Lunch was in Berkeley (California, of course!) It was my birthday and it was a day of lots of fun things that started with a salad so huge it had to be shared in a great restaurant on Telegraph Ave. called Terramezzo (sp?).

The salads are tossed fresh in 12-inch wooden salad bowls and served with a hunk of fresh baked hearty bread and of course your choice of dressing.

The lettuce was fabulous. The tastiest lettuce I've eaten in quite a long time with a real filling feel. Our salad came with garbonzo + kidney beans, sprouts (not to my liking), tomatoes, hard-boiled egg, cucumber, carrot and half an avocado. I choice the herbal vinagrette and it was the perfect blend of light, sweet and vinegary taste for the salad.

There are tons of small tables and even some benches with small counters to enjoy your salads. If you don't want just a salad there are soup and sandwich options too. The place was packed with students and other academia, but well worth it for just over $5.00 for the giant bowl. Perfect for sharing.

Sunday, September 9, 2007

BBQ Beef and Roasted Potatoes

I found some beef in the freezer and a honey BBQ sauce mix while I was rumaging through the pantry cupboards the other day. This inspired me to make a crock pot meal since I was busy cleaning during the day and crock pot meals are self-cooking.

So I popped in the frozen beef, added the BBQ sauce with a little honey, then turned on the crock pot. I put it on low, but it should have been on the Auto Shift because as I found out later, the Auto Shift starts at high for a couple of hours then goes down to low. I ended up turning it to high later, so it was a little backwards.

Once the beef was nearing completion I gathered some red potatoes, a couple of yams and a red onion hanging around the house. I really wanted some cloves of garlic but none was found. All was chopped up in big chunks and cubes then splashed with olive oil and garlic pepper and salt. I popped that in the oven in a Pyrex baking dish at about 375 F. They cooked for about 45 minutes to an hour.

The beef was so tender that you didn't even need a knife to cut it because it just fell apart so easily. The potatoes were perfectly roasted. Yummy!

Thursday, September 6, 2007

Cocoa Crispy Treats

There were excess mini marshmallows lying around the house, so what else to do but
get crispy rice. I found some cocoa crispy rice at the Grocery Outlet for $.99
a box. What a deal!

It was 5 1/2 cups marshmallows, 1/4 cup butter melted for 2 minutes in the microwave.
Add 5 1/2 cups crispies. Stir very carefully then transfer into a buttered pan.
It also helps to butter the fingers for keeping the gooey mess off of them.

I made a double batch and fit them both into one 13 X 9 glass dish to make them
extra thick. Yummy!

Tuesday, September 4, 2007

Costco dogs

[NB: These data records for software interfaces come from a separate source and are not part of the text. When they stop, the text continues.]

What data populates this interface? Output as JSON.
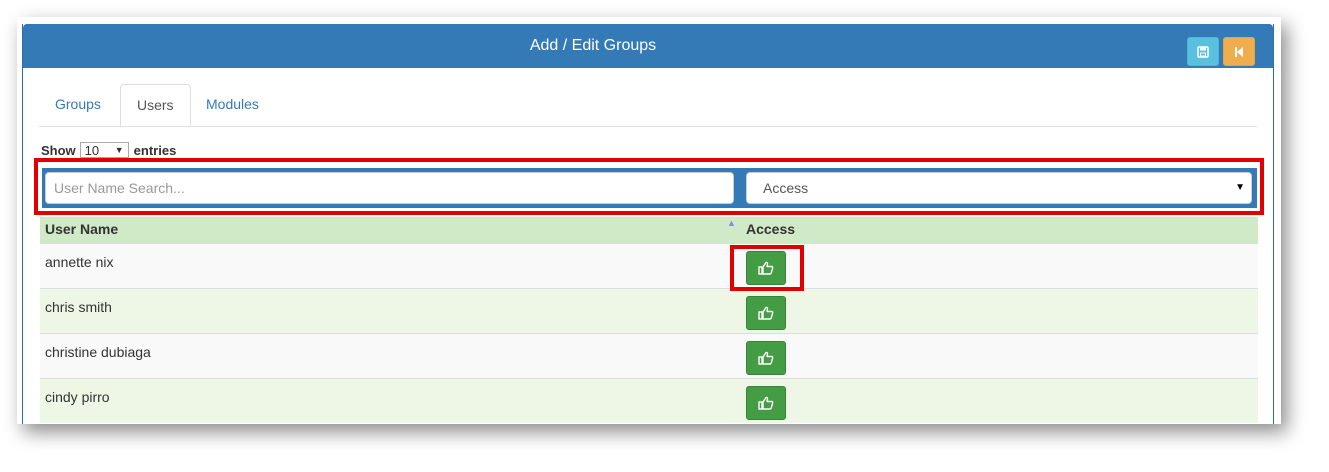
{
  "header": {
    "title": "Add / Edit Groups",
    "save_icon": "floppy-disk-icon",
    "back_icon": "step-backward-icon",
    "colors": {
      "header": "#337ab7",
      "save": "#5bc0de",
      "back": "#f0ad4e"
    }
  },
  "tabs": [
    {
      "label": "Groups",
      "active": false
    },
    {
      "label": "Users",
      "active": true
    },
    {
      "label": "Modules",
      "active": false
    }
  ],
  "length": {
    "show_label": "Show",
    "value": "10",
    "entries_label": "entries"
  },
  "filters": {
    "search_placeholder": "User Name Search...",
    "access_value": "Access"
  },
  "table": {
    "columns": [
      "User Name",
      "Access"
    ],
    "rows": [
      {
        "user": "annette nix",
        "access_icon": "thumbs-up-icon"
      },
      {
        "user": "chris smith",
        "access_icon": "thumbs-up-icon"
      },
      {
        "user": "christine dubiaga",
        "access_icon": "thumbs-up-icon"
      },
      {
        "user": "cindy pirro",
        "access_icon": "thumbs-up-icon"
      }
    ],
    "colors": {
      "header": "#d0e9c6",
      "access_button": "#449d44",
      "highlight": "#e00000"
    }
  }
}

A trip to Costco would not be complete without ending it with a hotdog for $1.50. I go for the Kosher dog (not polish). I like to put sweet relish, onions, lots of ketchup and top that off with a few drops of yellow mustard. It's a nice treat every once in awhile.

Sunday, September 2, 2007

Corndogs and Brownies

Today's quick fix was frozen Foster's Farm corndogs. Reheated for 4 minutes, then toasted at 350 degrees in the toaster oven for about 15 minutes, turned once, to crisp them up. I prefer a dip of mostly ketchup with a small amount of yellow mustard to tart it up.


See the recipe for these fudgy brownies (and more) at Not a Domestic Diva

Of the 11 packages of brownie mix I counted in the cabinet under the hutch, I utilized two boxes to make some quick brownies for a friend's party. Just a quick mix with water, oil and eggs and pour in the baking dish. Thirty minutes later I had brownies. Sometimes I add chocolate chips to the mix to make it interesting. Today I did nothing but bake them. One trick to avoid excess dirtying of dishes is to measure the oil and water in the same liquid measuring container.

Gotta love brownies.